Employee benefits help ‘remove barriers but also ensure people are bringing their best selves to work’: SVP of total rewards
After holding a series of talks with workers about its employee benefit offerings, Scotiabank has now decided to increased its coverage for the company’s transgendered workers.
“Normally, you just look at benchmark data and set benefits but we’ve spent a lot of time talking to our employees and different underrepresented groups and this is based on strong feedback from trans colleagues as they identified this gap in our offering,” says Dominic Cole-Morgan, SVP of total rewards at Scotiabank in Toronto.
The organization already had some coverage for employees who are embarking upon a sex change, says Cole-Morgan, but it now offers 100 per cent coverage, up to $50,000, for cosmetic surgery.
“That will be things like facial feminization or masculinization, Adam’s apple reduction, electrolysis, cheek augmentation, rhinoplasty, voice therapy and surgery. It’s the parts that really help that person on their journey towards gender affirmation and just wouldn’t have been covered previously under our plan,” he says.
The new package is part of a longer discussion Scotiabank has been having with employees “in relation to what are the barriers that are existing, and how can we use our benefits to remove those barriers but also to ensure that people are bringing their best selves to work and really thriving in Scotiabank as an organization,” says Cole-Morgan.
So far, the reaction from Scotiabank employees has been “overwhelmingly positive,” he says.
“We’ve had employees contact us who have trans relatives who — although it’s not maybe going to impact them directly — they’re proud to work for a company that celebrates and supports diverse families and demonstrating our commitment to different populations but also to creating an environment where everyone can thrive is well received. We’ve received notes from ex-employees, pensioners celebrating that change as well.”
This move follows another recent change for employees in Trinidad and Tobago who were extended same-sex partner benefits, a practice Cole-Morgan says is not common in the Caribbean and was also intended as part of a societal nudge.
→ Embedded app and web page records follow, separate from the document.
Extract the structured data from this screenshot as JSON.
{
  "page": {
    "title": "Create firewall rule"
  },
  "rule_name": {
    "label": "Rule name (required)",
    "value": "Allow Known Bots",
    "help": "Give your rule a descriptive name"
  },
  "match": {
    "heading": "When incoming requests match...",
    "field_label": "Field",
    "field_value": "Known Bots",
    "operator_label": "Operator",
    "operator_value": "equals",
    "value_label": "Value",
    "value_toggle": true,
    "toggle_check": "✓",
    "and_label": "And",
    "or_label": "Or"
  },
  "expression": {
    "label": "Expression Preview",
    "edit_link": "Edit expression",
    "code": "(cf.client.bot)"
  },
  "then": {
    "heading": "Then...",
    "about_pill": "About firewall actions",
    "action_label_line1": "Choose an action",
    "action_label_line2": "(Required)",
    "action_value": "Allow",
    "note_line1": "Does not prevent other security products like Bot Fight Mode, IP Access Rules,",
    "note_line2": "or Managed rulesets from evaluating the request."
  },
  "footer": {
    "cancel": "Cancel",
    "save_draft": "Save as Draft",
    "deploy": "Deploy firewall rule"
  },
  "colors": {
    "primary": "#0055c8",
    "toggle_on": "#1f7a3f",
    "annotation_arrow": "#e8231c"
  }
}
“It was really a case of demonstrating that we are committed to all employees and that all Scotiabankers, regardless of where they are in the globe, should be treated the same. We strongly believe that it’s important that Scotiabankers around the world should feel that they are supported by the organization.”
“We hope that Trinidad and Tobago is the start of something greater in the Caribbean in relation to treatment of same-sex or LGBT colleagues,” he says.
The company also recently mandated education around transgender issues for about 19,000 employees in Canada, who are already required to do plenty of other training as a federally regulated financial institution, says Cole-Morgan.
“It was a big ask of employees to sit through this training but… we build our overall D&I strategy across our global footprint on four pillars, which is listen, educate, act and sustain.”
Topics around micro-aggressions, unconscious bias, and a focus on gender and pronouns were rolled out.
“It was really around equipping employees with a greater level of awareness about their own approach to or understanding of diversity and inclusion and how things will impact other populations but also what they can do about it themselves,” he says.
The HR team at Scotiabank learned that talking and truly listening to employees when it comes to what they wanted in terms of benefits goes a long way to successful engagement in a tight labour market.
“The lesson for us actually is to consult with our employees and not to be scared of having those difficult conversations because when employees are feeding back on your benefit offering or your policies, it really gets beneath what the employees want, and understand how you’ll be able to deliver those.”
Focusing on parents
Future plans include looking into offering more time off for those with children, many of whom remain working at home while schools are virtual, says Cole-Morgan.
“We want more parents to take that time to spend with their children because that then demonstrates that there are multiple ways of being successful in their organization, which from a diversity point of view is exactly what we want to achieve. There’s a lot of work to do in D&I but you have to just keep focusing on what’s going to remove barriers and what is going to provide that equity of opportunity for our employee population, because that has to be your North Star.”
Recently, Canadian HR Reporter looked at how benefits have changed during the pandemic and found that many workers are worried about healthcare costs eroding their personal finances, according to a survey.